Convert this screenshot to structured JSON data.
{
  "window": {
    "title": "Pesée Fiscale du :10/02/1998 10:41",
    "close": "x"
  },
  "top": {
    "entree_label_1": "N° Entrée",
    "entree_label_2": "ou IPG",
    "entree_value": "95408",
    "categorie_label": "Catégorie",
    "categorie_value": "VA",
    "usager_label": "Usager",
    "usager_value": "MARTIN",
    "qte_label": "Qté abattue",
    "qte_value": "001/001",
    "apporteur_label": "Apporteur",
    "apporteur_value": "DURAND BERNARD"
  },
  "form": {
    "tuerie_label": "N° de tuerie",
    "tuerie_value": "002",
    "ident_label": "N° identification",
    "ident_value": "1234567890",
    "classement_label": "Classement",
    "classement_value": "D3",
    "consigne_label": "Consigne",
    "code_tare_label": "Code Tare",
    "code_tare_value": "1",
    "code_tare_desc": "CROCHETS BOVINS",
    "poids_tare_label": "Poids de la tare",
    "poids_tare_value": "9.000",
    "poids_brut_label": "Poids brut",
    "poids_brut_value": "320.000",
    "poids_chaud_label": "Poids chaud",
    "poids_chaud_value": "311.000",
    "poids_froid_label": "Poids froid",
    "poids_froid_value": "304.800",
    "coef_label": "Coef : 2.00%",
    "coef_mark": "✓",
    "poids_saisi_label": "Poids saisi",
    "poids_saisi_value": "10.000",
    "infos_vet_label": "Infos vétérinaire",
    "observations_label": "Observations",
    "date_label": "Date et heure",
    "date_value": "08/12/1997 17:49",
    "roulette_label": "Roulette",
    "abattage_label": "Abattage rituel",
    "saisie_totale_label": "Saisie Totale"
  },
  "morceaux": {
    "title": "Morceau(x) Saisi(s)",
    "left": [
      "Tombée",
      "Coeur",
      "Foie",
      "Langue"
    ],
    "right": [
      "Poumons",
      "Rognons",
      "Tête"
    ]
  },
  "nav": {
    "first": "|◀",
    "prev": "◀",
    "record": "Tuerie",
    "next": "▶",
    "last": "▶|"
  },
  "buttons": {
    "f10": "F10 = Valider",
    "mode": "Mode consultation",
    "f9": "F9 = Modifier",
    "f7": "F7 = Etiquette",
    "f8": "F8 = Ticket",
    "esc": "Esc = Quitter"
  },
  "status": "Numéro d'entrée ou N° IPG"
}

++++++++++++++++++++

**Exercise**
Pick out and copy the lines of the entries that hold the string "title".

**Task result**
    "title": "Pesée Fiscale du :10/02/1998 10:41",
    "title": "Morceau(x) Saisi(s)",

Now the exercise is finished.